Well, communism failed – notwithstanding the fact that there still exist dictatorial ruling parties in the world that call themselves communist, e.g., in China, North Korea, Vietnam, and Cuba.  But the utopian-revolutionary impulse that manifested itself in communism a hundred years ago is still alive and well.

It is a potentially murderous virus that can be found in the hearts and minds of many atheistic young persons who fancy themselves to be far more intelligent, far wiser, and far more gifted with prophetic vision than the average human being.  They see themselves as the “brains” of this glorious revolution.

But if the “brains” are to succeed, they will need “muscle.” And since brains are not sufficiently muscular themselves, they will need truly muscular (and not-very-brainy) allies.  In the old days, the revolutionary brains thought that the urban working class would provide the needed muscle.

Alas (for the revolutionaries), it turned out that the working class didn’t really want a revolution.  The capitalist rulers of society bought off the workers by providing them with a decent standard of living.  Give workers a 40-hour week, old-age pensions, health insurance, and upward mobility opportunities for their kids, and the revolutionary helium soon goes out of the balloon.

Having abandoned the old hope that the working class would provide the needed revolutionary muscle, today’s revolutionary brains look about for a new muscular ally, a new and better revolutionary proletariat.  Many believe that they have found this ally, or at least this potential ally, in the “colored” persons of the world.

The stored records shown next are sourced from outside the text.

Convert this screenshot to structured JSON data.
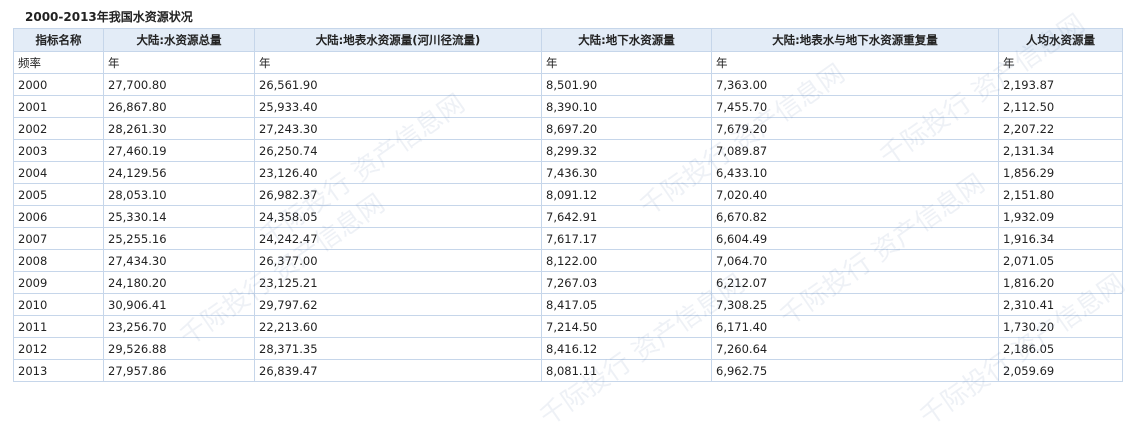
{
  "title": "2000-2013年我国水资源状况",
  "columns": [
    "指标名称",
    "大陆:水资源总量",
    "大陆:地表水资源量(河川径流量)",
    "大陆:地下水资源量",
    "大陆:地表水与地下水资源重复量",
    "人均水资源量"
  ],
  "freq_row": [
    "频率",
    "年",
    "年",
    "年",
    "年",
    "年"
  ],
  "rows": [
    [
      "2000",
      "27,700.80",
      "26,561.90",
      "8,501.90",
      "7,363.00",
      "2,193.87"
    ],
    [
      "2001",
      "26,867.80",
      "25,933.40",
      "8,390.10",
      "7,455.70",
      "2,112.50"
    ],
    [
      "2002",
      "28,261.30",
      "27,243.30",
      "8,697.20",
      "7,679.20",
      "2,207.22"
    ],
    [
      "2003",
      "27,460.19",
      "26,250.74",
      "8,299.32",
      "7,089.87",
      "2,131.34"
    ],
    [
      "2004",
      "24,129.56",
      "23,126.40",
      "7,436.30",
      "6,433.10",
      "1,856.29"
    ],
    [
      "2005",
      "28,053.10",
      "26,982.37",
      "8,091.12",
      "7,020.40",
      "2,151.80"
    ],
    [
      "2006",
      "25,330.14",
      "24,358.05",
      "7,642.91",
      "6,670.82",
      "1,932.09"
    ],
    [
      "2007",
      "25,255.16",
      "24,242.47",
      "7,617.17",
      "6,604.49",
      "1,916.34"
    ],
    [
      "2008",
      "27,434.30",
      "26,377.00",
      "8,122.00",
      "7,064.70",
      "2,071.05"
    ],
    [
      "2009",
      "24,180.20",
      "23,125.21",
      "7,267.03",
      "6,212.07",
      "1,816.20"
    ],
    [
      "2010",
      "30,906.41",
      "29,797.62",
      "8,417.05",
      "7,308.25",
      "2,310.41"
    ],
    [
      "2011",
      "23,256.70",
      "22,213.60",
      "7,214.50",
      "6,171.40",
      "1,730.20"
    ],
    [
      "2012",
      "29,526.88",
      "28,371.35",
      "8,416.12",
      "7,260.64",
      "2,186.05"
    ],
    [
      "2013",
      "27,957.86",
      "26,839.47",
      "8,081.11",
      "6,962.75",
      "2,059.69"
    ]
  ],
  "watermark_text": "千际投行 资产信息网"
}
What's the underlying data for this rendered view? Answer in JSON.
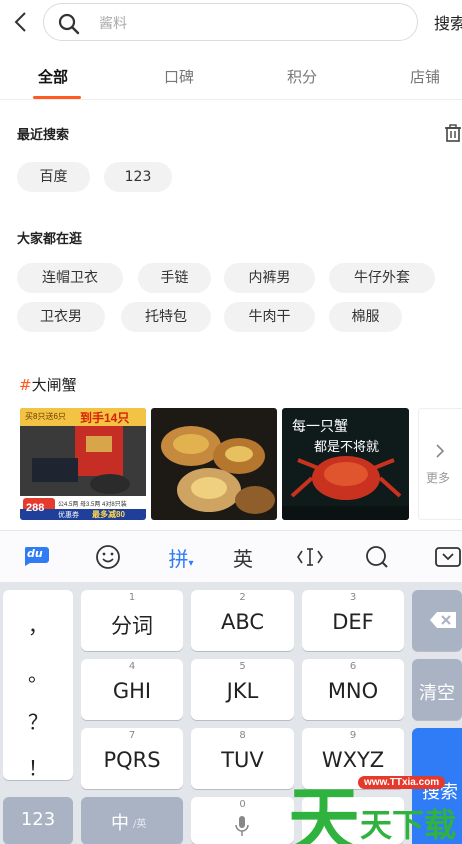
{
  "search": {
    "placeholder": "酱料",
    "button_label": "搜索"
  },
  "tabs": [
    {
      "label": "全部",
      "active": true
    },
    {
      "label": "口碑",
      "active": false
    },
    {
      "label": "积分",
      "active": false
    },
    {
      "label": "店铺",
      "active": false
    }
  ],
  "recent": {
    "title": "最近搜索",
    "items": [
      "百度",
      "123"
    ]
  },
  "popular": {
    "title": "大家都在逛",
    "items": [
      "连帽卫衣",
      "手链",
      "内裤男",
      "牛仔外套",
      "卫衣男",
      "托特包",
      "牛肉干",
      "棉服"
    ]
  },
  "topic": {
    "hash": "#",
    "title": "大闸蟹",
    "more_label": "更多",
    "thumb1": {
      "badge": "买8只送6只",
      "headline": "到手14只",
      "price": "288",
      "detail": "公4.5两 母3.5两 4对8只装",
      "coupon": "优惠券",
      "coupon_value": "最多减80"
    },
    "thumb3": {
      "slogan1": "每一只蟹",
      "slogan2": "都是不将就"
    }
  },
  "keyboard": {
    "toolbar": {
      "logo": "du",
      "pinyin": "拼",
      "english": "英"
    },
    "punct": [
      "，",
      "。",
      "？",
      "！"
    ],
    "keys": [
      {
        "num": "1",
        "label": "分词"
      },
      {
        "num": "2",
        "label": "ABC"
      },
      {
        "num": "3",
        "label": "DEF"
      },
      {
        "num": "4",
        "label": "GHI"
      },
      {
        "num": "5",
        "label": "JKL"
      },
      {
        "num": "6",
        "label": "MNO"
      },
      {
        "num": "7",
        "label": "PQRS"
      },
      {
        "num": "8",
        "label": "TUV"
      },
      {
        "num": "9",
        "label": "WXYZ"
      },
      {
        "num": "0",
        "label": ""
      }
    ],
    "clear_label": "清空",
    "num_switch": "123",
    "zh_label": "中",
    "zh_sub": "/英",
    "enter_label": "搜索"
  },
  "watermark": {
    "big": "天",
    "text": "天下载",
    "url": "www.TTxia.com"
  },
  "colors": {
    "accent": "#ff5a1f",
    "enter_key": "#2f7cf6",
    "keyboard_bg": "#e2e5ea"
  }
}
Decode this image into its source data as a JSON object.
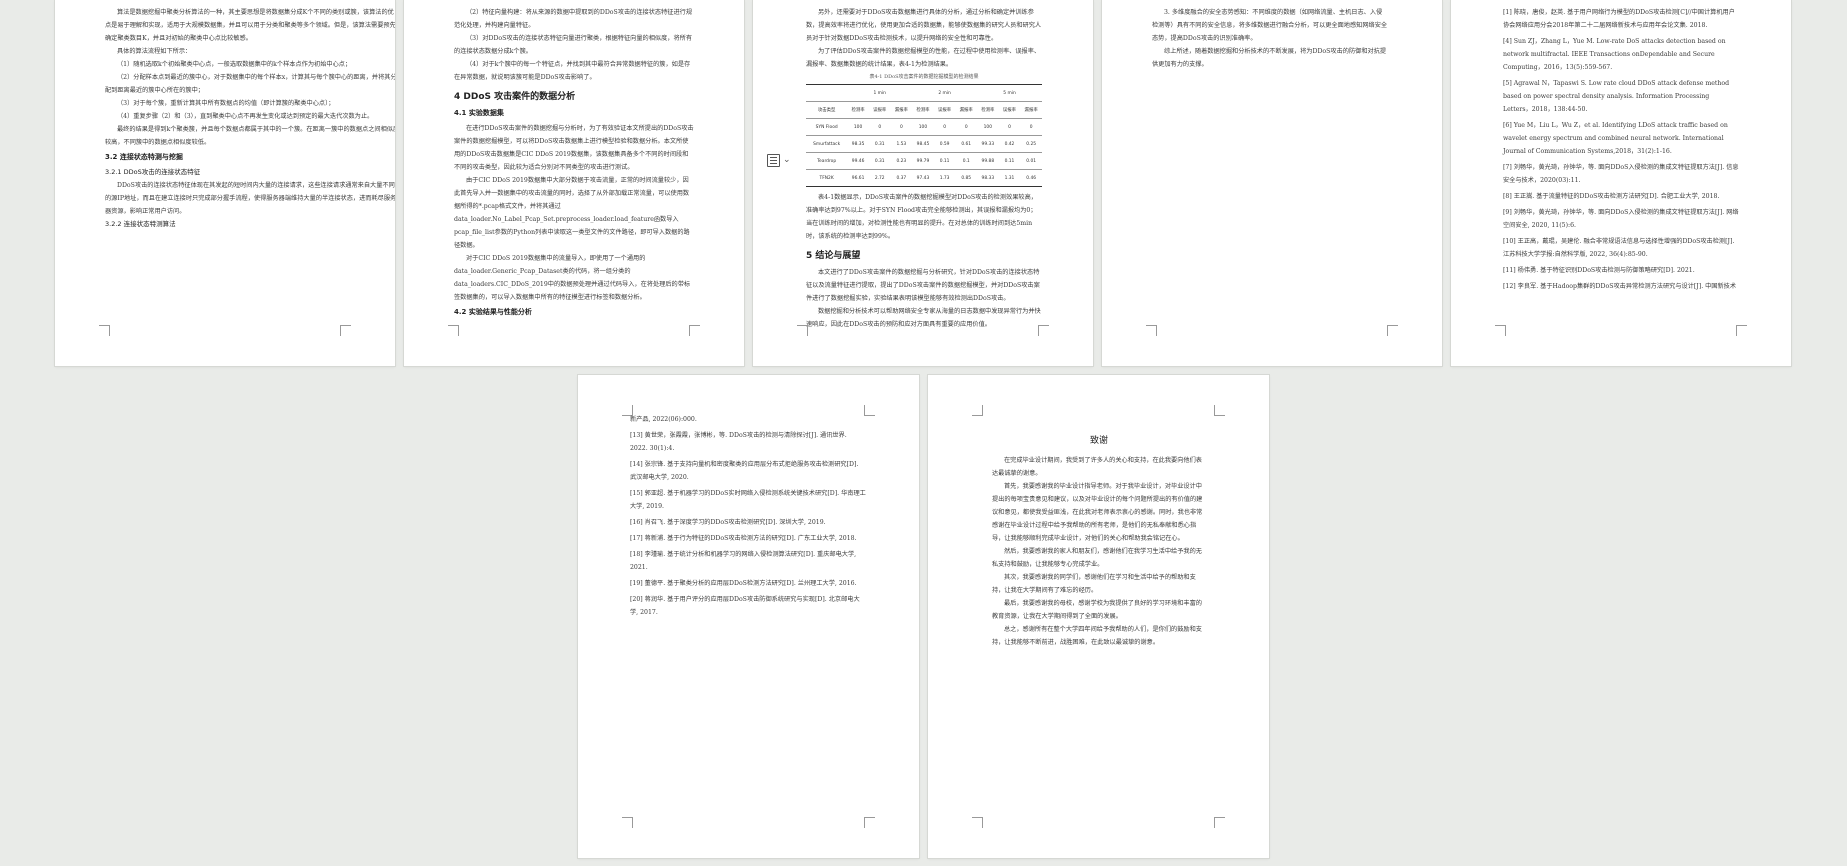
{
  "page1": {
    "paras": [
      "算法是数据挖掘中聚类分析算法的一种，其主要思想是将数据集分成K个不同的类别或簇，该算法的优点是易于理解和实现，适用于大规模数据集，并且可以用于分类和聚类等多个领域。但是，该算法需要预先确定聚类数目K，并且对初始的聚类中心点比较敏感。",
      "具体的算法流程如下所示："
    ],
    "steps": [
      "（1）随机选取k个初始聚类中心点，一般选取数据集中的k个样本点作为初始中心点；",
      "（2）分配样本点到最近的簇中心，对于数据集中的每个样本x，计算其与每个簇中心的距离，并将其分配到距离最近的簇中心所在的簇中；",
      "（3）对于每个簇，重新计算其中所有数据点的均值（即计算簇的聚类中心点）；",
      "（4）重复步骤（2）和（3），直到聚类中心点不再发生变化或达到预定的最大迭代次数为止。"
    ],
    "para_end": "最终的结果是得到k个聚类簇，并且每个数据点都属于其中的一个簇。在距离一簇中的数据点之间相似度较高，不同簇中的数据点相似度较低。",
    "h_32": "3.2 连接状态特测与挖掘",
    "h_321": "3.2.1 DDoS攻击的连接状态特征",
    "para_321": "DDoS攻击的连接状态特征体现在其发起的短时间内大量的连接请求，这些连接请求通常来自大量不同的源IP地址，而且在建立连接时只完成部分握手流程，使得服务器端维持大量的半连接状态，进而耗尽服务器资源，影响正常用户访问。",
    "h_322": "3.2.2 连接状态特测算法"
  },
  "page2": {
    "steps": [
      "（2）特征向量构建：将从来源的数据中提取到的DDoS攻击的连接状态特征进行规范化处理，并构建向量特征。",
      "（3）对DDoS攻击的连接状态特征向量进行聚类，根据特征向量的相似度，将所有的连接状态数据分成k个簇。",
      "（4）对于k个簇中的每一个特征点，并找到其中最符合异常数据特征的簇，如是存在异常数据，就说明该簇可能是DDoS攻击影响了。"
    ],
    "h_4": "4  DDoS 攻击案件的数据分析",
    "h_41": "4.1 实验数据集",
    "para_41a": "在进行DDoS攻击案件的数据挖掘与分析时，为了有效验证本文所提出的DDoS攻击案件的数据挖掘模型，可以将DDoS攻击数据集上进行模型检验和数据分析。本文所使用的DDoS攻击数据集是CIC DDoS 2019数据集，该数据集具备多个不同的时间段和不同的攻击类型，因此较为适合分别对不同类型的攻击进行测试。",
    "para_41b": "由于CIC DDoS 2019数据集中大部分数据于攻击流量，正常的时间流量较少，因此首先导入并一数据集中的攻击流量的同时，选择了从外部加载正常流量，可以使用数据所得的*.pcap格式文件，并将其通过data_loader.No_Label_Pcap_Set.preprocess_loader.load_feature函数导入pcap_file_list参数的Python列表中读取这一类型文件的文件路径，即可导入数据的路径数据。",
    "para_41c": "对于CIC DDoS 2019数据集中的流量导入，即使用了一个通用的data_loader.Generic_Pcap_Dataset类的代码，将一组分类的data_loaders.CIC_DDoS_2019中的数据预处理并通过代码导入，在将处理后的带标签数据集的，可以导入数据集中所有的特征模型进行标签和数据分析。",
    "h_42": "4.2 实验结果与性能分析"
  },
  "page3": {
    "para_top": "另外，还需要对于DDoS攻击数据集进行具体的分析，通过分析和确定并训练参数，提高效率将进行优化，使用更加合适的数据集，能够使数据集的研究人员和研究人员对于针对数据DDoS攻击检测技术，以提升网络的安全性和可靠性。",
    "para_mid": "为了评估DDoS攻击案件的数据挖掘模型的性能，在过程中使用检测率、误报率、漏报率、数据集数据的统计结果，表4-1为检测结果。",
    "table_caption": "表4-1 DDoS攻击案件的数据挖掘模型的检测结果",
    "table_groups": [
      "1 min",
      "2 min",
      "5 min"
    ],
    "table_col_head": "攻击类型",
    "table_sub": [
      "检测率",
      "误报率",
      "漏报率",
      "检测率",
      "误报率",
      "漏报率",
      "检测率",
      "误报率",
      "漏报率"
    ],
    "table_rows": [
      [
        "SYN Flood",
        "100",
        "0",
        "0",
        "100",
        "0",
        "0",
        "100",
        "0",
        "0"
      ],
      [
        "Smurfattack",
        "98.35",
        "0.31",
        "1.53",
        "98.45",
        "0.59",
        "0.61",
        "99.33",
        "0.42",
        "0.25"
      ],
      [
        "Teardrop",
        "99.46",
        "0.31",
        "0.23",
        "99.79",
        "0.11",
        "0.1",
        "99.88",
        "0.11",
        "0.01"
      ],
      [
        "TFN2K",
        "96.61",
        "2.72",
        "0.37",
        "97.43",
        "1.73",
        "0.85",
        "98.33",
        "1.31",
        "0.46"
      ]
    ],
    "para_after": "表4-1数据显示，DDoS攻击案件的数据挖掘模型对DDoS攻击的检测效果较高，准确率达到97%以上。对于SYN Flood攻击完全能够检测出，其误报和漏报均为0；当在训练时间的增加，对检测性能也有明显的提升。在对总体的训练时间到达5min时，该系统的检测率达到99%。",
    "h_5": "5  结论与展望",
    "para_5a": "本文进行了DDoS攻击案件的数据挖掘与分析研究，针对DDoS攻击的连接状态特征以及流量特征进行提取，提出了DDoS攻击案件的数据挖掘模型，并对DDoS攻击案件进行了数据挖掘实验，实验结果表明该模型能够有效检测出DDoS攻击。",
    "para_5b": "数据挖掘和分析技术可以帮助网络安全专家从海量的日志数据中发现异常行为并快速响应，因此在DDoS攻击的预防和应对方面具有重要的应用价值。"
  },
  "page4": {
    "paras": [
      "3. 多维度融合的安全态势感知：不同维度的数据（如网络流量、主机日志、入侵检测等）具有不同的安全信息，将多维数据进行融合分析，可以更全面地感知网络安全态势，提高DDoS攻击的识别准确率。",
      "综上所述，随着数据挖掘和分析技术的不断发展，将为DDoS攻击的防御和对抗提供更加有力的支撑。"
    ]
  },
  "page5": {
    "refs": [
      "[1] 陈晓，唐俊，赵英. 基于用户网络行为模型的DDoS攻击检测[C]//中国计算机用户协会网络应用分会2018年第二十二届网络新技术与应用年会论文集. 2018.",
      "[4] Sun ZJ，Zhang L，Yue M. Low-rate DoS attacks detection based on network multifractal. IEEE Transactions onDependable and Secure Computing，2016，13(5):559-567.",
      "[5] Agrawal N，Tapaswi S. Low rate cloud DDoS attack defense method based on power spectral density analysis. Information Processing Letters，2018，138:44-50.",
      "[6] Yue M，Liu L，Wu Z，et al. Identifying LDoS attack traffic based on wavelet energy spectrum and combined neural network. International Journal of Communication Systems,2018，31(2):1-16.",
      "[7] 刘畅华，黄光琦，孙钟华，等. 面向DDoS入侵检测的集成文特征提取方法[J]. 信息安全与技术，2020(03):11.",
      "[8] 王正嵩. 基于流量特征的DDoS攻击检测方法研究[D]. 合肥工业大学, 2018.",
      "[9] 刘畅华，黄光琦，孙钟华，等. 面向DDoS入侵检测的集成文特征提取方法[J]. 网络空间安全, 2020, 11(5):6.",
      "[10] 王正高，戴琨，吴建伦. 融合非常规语法信息与选择性增强的DDoS攻击检测[J]. 江苏科技大学学报:自然科学版, 2022, 36(4):85-90.",
      "[11] 杨伟勇. 基于特征识别DDoS攻击检测与防御策略研究[D]. 2021.",
      "[12] 李良军. 基于Hadoop集群的DDoS攻击异常检测方法研究与设计[J]. 中国新技术"
    ]
  },
  "page6": {
    "refs": [
      "新产品, 2022(06):000.",
      "[13] 黄世荣，张霞霞，张博彬，等. DDoS攻击的检测与清除探讨[J]. 通讯世界. 2022. 30(1):4.",
      "[14] 张宗锋. 基于支持向量机和密度聚类的应用层分布式拒绝服务攻击检测研究[D]. 武汉邮电大学, 2020.",
      "[15] 郭亚超. 基于机器学习的DDoS实时网络入侵检测系统关键技术研究[D]. 华南理工大学, 2019.",
      "[16] 肖召飞. 基于深度学习的DDoS攻击检测研究[D]. 深圳大学, 2019.",
      "[17] 蒋新浦. 基于行为特征的DDoS攻击检测方法的研究[D]. 广东工业大学, 2018.",
      "[18] 李瑾瑜. 基于统计分析和机器学习的网络入侵检测算法研究[D]. 重庆邮电大学, 2021.",
      "[19] 董德平. 基于聚类分析的应用层DDoS检测方法研究[D]. 兰州理工大学, 2016.",
      "[20] 蒋润华. 基于用户评分的应用层DDoS攻击防御系统研究与实现[D]. 北京邮电大学, 2017."
    ]
  },
  "page7": {
    "title": "致谢",
    "paras": [
      "在完成毕业设计期间，我受到了许多人的关心和支持，在此我要向他们表达最诚挚的谢意。",
      "首先，我要感谢我的毕业设计指导老师。对于我毕业设计，对毕业设计中提出的每项宝贵意见和建议，以及对毕业设计的每个问题所提出的有价值的建议和意见，都使我受益匪浅，在此我对老师表示衷心的感谢。同时，我也非常感谢在毕业设计过程中给予我帮助的所有老师，是他们的无私奉献和悉心指导，让我能够顺利完成毕业设计，对他们的关心和帮助我会铭记在心。",
      "然后，我要感谢我的家人和朋友们，感谢他们在我学习生活中给予我的无私支持和鼓励，让我能够专心完成学业。",
      "其次，我要感谢我的同学们，感谢他们在学习和生活中给予的帮助和支持，让我在大学期间有了难忘的经历。",
      "最后，我要感谢我的母校，感谢学校为我提供了良好的学习环境和丰富的教育资源，让我在大学期间得到了全面的发展。",
      "总之，感谢所有在整个大学四年间给予我帮助的人们，是你们的鼓励和支持，让我能够不断前进，战胜困难，在此致以最诚挚的谢意。"
    ]
  }
}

Today’s great division on the planet Earth, as these brainy revolutionaries see it, is that between (a) a wealthy and oppressive ruling minority of whites, most of whom live in Europe and North America, and (b) the oppressed of the world, almost all of whom are “persons of color.”

If you define “persons of color” (P.O.C.) broadly to include not just “black” and “brown” people, but also East Asians, Arabs, Muslims, and almost anybody with a Spanish surname (except perhaps for Penelope Cruz and the King of Spain), it turns out that the world’s P.O.C.s vastly outnumber “whites”; which means P.O.C.s – guided of course by the brainy people – will eventually overthrow the whites and abolish capitalism and create a Heaven-on-Earth.

Or so our revolutionaries think. But to judge by how eager P.O.C.s are to enter America, Europe, etc., maybe, just maybe, they’re betting on another illusory myth, while people of color show a preference for capitalism and ancestral faith.


*Image: Elysian Fields by Arthur B. Davies, early 20th century [Phillips Collection, Washington, DC]

You may also enjoy:

St. Thomas More’s What the Utopians believe (from Utopia, 1515)

Brad Miner’s Utopia not Dystopia!

David Carlin is a retired professor of sociology and philosophy at the Community College of Rhode Island, and the author of The Decline and Fall of the Catholic Church in America, Three Sexual Revolutions: Catholic, Protestant, Atheist, and most recently Atheistic Humanism, the Democratic Party, and the Catholic Church.